If a client wants to be a professional fighter, they can certainly learn those skills at Combat Fitness. If a client wants to have fun and embrace a healthy lifestyle, that can also be accomplished at the gym. There are even classes for children looking to build self-esteem and learn discipline.
Larsen has black belts in several martial arts including Brazilian Jiu Jitsu. He learned from Romero “Jacare” Cavalcante, who is considered to be the leader of the most successful team in the history of the sport.
Larsen boxed in the U.S. Marine Corps, fought in the All Japan Karate Championship and Kodokan Judo in Tokyo and Kinawa, learned Muay Thai in Bangkok, learned Kali in the Philippines and learned Taekwondo in Korea.
Larsen started his military career as a marine, eventually moving to the Army. He joined the ranks of the elite 75th Ranger Regiment where he designed the hand-to-hand combat regiment. He spent more than a decade in Army Special Operations.
Larsen overhauled the Army’s hand-to-hand combat doctrine and re-wrote the Combatives field manual. During his time in the service he saw combat in Iraq and Panama.
After retiring from the Army, Larson worked as a private security contractor training U.S. Marine Corps personal security detachments (PSD) for deployment in Iraq. He also designed a combatives system for the Canadian Special Operations Regiment and consulted on the design of combatives training systems for the U.S. Air Force and the British Royal Marines and the British Infantry.
Larson moved from Zambia back to the U.S. to get married last June. His friend and now one of the three co-owners of the gym, Greg Craddock, convinced him to open a gym in Warrenton.
Larson already had two Combat fitness locations, one in Columbus, Ga. right next to Fort Benning and one in Texas.
He says that all of his gyms offer the same training that he formulized in the Army.
“What I basically did was take all of those arts [Brizillian Jiu Jitsu, Muy Tai, Judo, wrestling and boxing] and deconstruct them and evaluate the training methods and see what’s right about each method or what’s wrong about it,” he said. “Then I’m able to determine which training methods give you good habits or bad habits that you need to correct with another training method.”

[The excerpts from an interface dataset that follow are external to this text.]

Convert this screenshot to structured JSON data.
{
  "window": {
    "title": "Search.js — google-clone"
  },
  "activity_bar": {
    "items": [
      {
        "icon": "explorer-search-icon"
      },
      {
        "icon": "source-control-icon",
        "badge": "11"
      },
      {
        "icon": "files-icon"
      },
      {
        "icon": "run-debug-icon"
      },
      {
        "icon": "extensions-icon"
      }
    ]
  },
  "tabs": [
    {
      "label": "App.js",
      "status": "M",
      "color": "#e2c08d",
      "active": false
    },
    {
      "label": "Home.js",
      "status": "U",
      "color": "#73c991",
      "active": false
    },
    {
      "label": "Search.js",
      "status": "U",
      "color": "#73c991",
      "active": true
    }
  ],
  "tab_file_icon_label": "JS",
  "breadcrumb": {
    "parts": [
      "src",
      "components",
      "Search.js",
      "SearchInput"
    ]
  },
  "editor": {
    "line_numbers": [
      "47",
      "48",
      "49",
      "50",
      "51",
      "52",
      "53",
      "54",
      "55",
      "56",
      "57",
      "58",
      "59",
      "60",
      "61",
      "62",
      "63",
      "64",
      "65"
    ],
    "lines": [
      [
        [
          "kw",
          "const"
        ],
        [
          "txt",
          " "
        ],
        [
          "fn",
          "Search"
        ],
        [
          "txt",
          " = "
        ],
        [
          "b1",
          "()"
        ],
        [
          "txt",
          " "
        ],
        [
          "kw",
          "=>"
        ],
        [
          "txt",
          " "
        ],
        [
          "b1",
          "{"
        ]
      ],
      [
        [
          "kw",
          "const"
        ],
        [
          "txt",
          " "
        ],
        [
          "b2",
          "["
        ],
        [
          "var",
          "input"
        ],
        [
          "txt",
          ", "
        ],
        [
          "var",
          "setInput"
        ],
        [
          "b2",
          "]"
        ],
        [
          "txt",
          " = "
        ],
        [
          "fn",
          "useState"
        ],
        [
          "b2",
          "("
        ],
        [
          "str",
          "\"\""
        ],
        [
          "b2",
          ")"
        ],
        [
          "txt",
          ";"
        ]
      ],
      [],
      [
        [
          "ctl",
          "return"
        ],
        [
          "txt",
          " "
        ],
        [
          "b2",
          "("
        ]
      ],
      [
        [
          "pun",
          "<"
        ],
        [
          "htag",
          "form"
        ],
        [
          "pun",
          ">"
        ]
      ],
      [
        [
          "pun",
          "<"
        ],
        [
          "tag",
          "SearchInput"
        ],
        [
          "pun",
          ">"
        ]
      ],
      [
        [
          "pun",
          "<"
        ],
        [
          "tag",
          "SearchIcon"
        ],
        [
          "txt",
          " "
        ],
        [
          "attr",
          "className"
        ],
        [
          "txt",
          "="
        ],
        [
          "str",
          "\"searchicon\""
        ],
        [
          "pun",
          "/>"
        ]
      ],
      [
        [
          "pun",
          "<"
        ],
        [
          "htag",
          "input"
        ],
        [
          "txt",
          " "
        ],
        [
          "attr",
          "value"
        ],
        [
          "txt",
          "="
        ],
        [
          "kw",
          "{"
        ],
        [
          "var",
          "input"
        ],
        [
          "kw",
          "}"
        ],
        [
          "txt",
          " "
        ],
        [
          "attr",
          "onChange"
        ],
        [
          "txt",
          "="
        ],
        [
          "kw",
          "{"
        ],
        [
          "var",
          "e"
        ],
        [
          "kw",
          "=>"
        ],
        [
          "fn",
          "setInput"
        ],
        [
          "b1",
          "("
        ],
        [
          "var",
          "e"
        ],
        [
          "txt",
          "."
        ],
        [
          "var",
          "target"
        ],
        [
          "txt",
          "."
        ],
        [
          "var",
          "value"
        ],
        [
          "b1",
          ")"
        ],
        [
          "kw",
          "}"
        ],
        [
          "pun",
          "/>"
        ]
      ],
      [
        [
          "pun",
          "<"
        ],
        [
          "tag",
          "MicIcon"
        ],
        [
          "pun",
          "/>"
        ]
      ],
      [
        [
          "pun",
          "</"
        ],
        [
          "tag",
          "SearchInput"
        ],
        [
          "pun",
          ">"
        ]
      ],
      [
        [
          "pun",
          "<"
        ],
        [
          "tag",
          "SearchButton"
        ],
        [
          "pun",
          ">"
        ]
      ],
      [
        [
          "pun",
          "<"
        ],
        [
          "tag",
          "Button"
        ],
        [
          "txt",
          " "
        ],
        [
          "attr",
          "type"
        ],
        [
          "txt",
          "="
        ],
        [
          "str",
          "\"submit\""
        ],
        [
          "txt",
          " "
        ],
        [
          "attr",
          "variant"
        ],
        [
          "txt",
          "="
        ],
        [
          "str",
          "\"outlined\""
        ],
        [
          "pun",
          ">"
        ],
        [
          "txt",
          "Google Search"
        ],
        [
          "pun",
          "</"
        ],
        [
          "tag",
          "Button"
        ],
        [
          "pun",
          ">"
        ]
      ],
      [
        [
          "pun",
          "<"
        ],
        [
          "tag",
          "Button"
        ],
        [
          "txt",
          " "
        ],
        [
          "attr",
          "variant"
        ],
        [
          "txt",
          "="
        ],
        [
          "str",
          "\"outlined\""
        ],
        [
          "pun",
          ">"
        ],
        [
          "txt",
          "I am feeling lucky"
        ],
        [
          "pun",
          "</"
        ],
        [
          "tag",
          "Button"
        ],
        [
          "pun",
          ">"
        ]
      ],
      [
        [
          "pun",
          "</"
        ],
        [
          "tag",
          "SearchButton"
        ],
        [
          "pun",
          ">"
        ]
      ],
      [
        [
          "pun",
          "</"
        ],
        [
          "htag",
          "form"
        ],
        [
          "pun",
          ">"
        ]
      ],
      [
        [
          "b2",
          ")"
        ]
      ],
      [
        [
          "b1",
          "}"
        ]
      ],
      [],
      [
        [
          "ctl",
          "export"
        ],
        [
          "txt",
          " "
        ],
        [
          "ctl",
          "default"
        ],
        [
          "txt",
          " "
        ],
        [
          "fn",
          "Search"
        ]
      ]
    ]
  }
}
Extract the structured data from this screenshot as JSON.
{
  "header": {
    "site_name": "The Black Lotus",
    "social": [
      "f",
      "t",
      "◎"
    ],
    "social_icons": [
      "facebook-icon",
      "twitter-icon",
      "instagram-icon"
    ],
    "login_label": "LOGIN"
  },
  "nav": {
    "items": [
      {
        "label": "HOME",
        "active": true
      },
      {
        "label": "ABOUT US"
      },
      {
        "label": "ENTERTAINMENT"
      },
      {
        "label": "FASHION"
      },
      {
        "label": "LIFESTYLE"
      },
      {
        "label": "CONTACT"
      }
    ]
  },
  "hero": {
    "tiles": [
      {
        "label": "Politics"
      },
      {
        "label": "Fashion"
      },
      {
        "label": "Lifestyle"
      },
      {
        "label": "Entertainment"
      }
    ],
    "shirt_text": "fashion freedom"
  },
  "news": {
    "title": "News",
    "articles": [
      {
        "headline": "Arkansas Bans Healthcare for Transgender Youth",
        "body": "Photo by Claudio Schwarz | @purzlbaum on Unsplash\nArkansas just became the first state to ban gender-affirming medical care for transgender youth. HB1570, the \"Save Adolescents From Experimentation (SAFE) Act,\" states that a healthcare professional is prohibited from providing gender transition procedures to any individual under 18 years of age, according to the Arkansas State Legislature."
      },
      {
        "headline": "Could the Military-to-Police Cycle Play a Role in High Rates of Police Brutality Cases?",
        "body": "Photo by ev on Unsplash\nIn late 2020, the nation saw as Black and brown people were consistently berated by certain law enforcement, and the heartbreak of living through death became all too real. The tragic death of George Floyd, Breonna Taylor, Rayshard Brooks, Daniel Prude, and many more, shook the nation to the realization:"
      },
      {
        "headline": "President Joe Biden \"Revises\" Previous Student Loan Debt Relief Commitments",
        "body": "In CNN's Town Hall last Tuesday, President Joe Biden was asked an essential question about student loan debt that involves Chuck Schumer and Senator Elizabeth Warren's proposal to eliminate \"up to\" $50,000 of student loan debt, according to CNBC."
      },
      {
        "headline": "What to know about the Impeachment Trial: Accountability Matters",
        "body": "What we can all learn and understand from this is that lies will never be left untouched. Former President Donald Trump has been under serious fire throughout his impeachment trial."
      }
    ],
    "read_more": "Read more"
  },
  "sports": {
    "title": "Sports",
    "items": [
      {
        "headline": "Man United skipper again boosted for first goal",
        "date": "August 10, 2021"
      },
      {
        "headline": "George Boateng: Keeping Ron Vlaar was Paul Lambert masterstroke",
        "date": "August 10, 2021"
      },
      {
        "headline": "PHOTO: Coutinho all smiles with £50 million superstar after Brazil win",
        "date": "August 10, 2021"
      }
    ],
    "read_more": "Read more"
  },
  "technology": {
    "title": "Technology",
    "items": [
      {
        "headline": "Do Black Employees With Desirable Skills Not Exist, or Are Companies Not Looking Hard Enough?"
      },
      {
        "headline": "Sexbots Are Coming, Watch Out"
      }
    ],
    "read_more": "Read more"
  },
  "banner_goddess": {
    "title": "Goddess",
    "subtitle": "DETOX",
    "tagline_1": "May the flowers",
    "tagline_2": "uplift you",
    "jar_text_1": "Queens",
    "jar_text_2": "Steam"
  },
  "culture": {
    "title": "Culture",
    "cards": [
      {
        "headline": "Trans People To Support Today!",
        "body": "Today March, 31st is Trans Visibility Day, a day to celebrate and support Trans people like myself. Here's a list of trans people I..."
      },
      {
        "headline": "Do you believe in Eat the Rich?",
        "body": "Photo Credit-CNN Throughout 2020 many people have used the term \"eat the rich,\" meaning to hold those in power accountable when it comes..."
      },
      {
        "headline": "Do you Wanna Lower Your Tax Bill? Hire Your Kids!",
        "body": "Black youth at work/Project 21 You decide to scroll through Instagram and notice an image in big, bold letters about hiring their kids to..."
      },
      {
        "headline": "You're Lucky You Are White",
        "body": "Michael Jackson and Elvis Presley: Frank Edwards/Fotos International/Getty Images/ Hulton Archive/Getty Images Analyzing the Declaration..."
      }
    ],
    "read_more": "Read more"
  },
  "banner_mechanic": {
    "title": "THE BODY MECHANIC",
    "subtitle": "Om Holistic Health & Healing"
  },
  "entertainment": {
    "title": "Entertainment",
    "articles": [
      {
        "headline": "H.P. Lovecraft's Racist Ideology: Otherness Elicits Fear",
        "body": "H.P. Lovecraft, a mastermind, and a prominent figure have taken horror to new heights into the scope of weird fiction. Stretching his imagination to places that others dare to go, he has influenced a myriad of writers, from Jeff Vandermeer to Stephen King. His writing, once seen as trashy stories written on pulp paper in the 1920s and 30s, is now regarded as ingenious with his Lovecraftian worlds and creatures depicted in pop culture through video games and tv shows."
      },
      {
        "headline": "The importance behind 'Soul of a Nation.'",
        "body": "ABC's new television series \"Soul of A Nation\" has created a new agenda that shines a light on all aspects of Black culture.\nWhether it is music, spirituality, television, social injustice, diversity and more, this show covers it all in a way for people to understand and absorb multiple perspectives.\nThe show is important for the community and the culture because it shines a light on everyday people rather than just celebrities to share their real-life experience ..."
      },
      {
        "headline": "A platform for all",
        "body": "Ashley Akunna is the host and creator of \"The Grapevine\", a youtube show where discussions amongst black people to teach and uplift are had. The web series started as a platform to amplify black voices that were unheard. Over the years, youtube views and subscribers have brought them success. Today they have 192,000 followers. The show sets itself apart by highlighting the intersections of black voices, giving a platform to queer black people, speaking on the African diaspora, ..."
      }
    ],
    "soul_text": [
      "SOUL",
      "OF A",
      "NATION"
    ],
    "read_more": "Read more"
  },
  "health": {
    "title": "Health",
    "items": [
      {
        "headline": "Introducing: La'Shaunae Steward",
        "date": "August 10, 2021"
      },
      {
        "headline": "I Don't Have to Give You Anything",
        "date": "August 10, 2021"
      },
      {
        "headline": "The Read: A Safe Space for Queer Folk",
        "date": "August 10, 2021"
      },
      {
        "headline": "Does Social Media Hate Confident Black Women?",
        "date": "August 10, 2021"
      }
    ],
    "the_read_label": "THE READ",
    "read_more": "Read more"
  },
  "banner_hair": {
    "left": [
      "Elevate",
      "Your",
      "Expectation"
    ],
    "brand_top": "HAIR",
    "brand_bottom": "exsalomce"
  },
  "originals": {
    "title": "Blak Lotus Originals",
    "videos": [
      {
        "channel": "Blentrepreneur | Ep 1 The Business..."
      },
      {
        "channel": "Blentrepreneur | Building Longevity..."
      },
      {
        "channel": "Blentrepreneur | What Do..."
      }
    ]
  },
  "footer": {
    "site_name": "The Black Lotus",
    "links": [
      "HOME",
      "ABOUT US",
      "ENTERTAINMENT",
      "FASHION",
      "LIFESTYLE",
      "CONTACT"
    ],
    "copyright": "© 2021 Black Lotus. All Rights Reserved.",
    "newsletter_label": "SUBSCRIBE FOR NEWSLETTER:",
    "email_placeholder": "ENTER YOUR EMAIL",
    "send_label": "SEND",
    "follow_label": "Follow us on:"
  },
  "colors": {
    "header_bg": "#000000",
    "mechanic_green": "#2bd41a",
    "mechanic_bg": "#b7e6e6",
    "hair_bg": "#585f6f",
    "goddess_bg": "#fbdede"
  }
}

Larson said that what happens in most singular combative sports is that people get so caught up in the rules that they forget practicality.
“What happens in combat sports is that people start to focus on the game. That pulls them away from combative reality,” he said. “For example, in boxing what’s the defense to a tackle? They don’t have one, because boxers are not trained to fight, they’re trained to win boxing matches, which is not quite the same thing.”
Larson wrote the book “Modern Army Combatives: Battle-Proven Techniques and Training Methods” and co-authored “Sniper: American Single-Shot Warriors in Iraq and Afganistan” with his wife Gina Cavallaro.
For more information about Combat Fitness, visit http://www.combatfit.com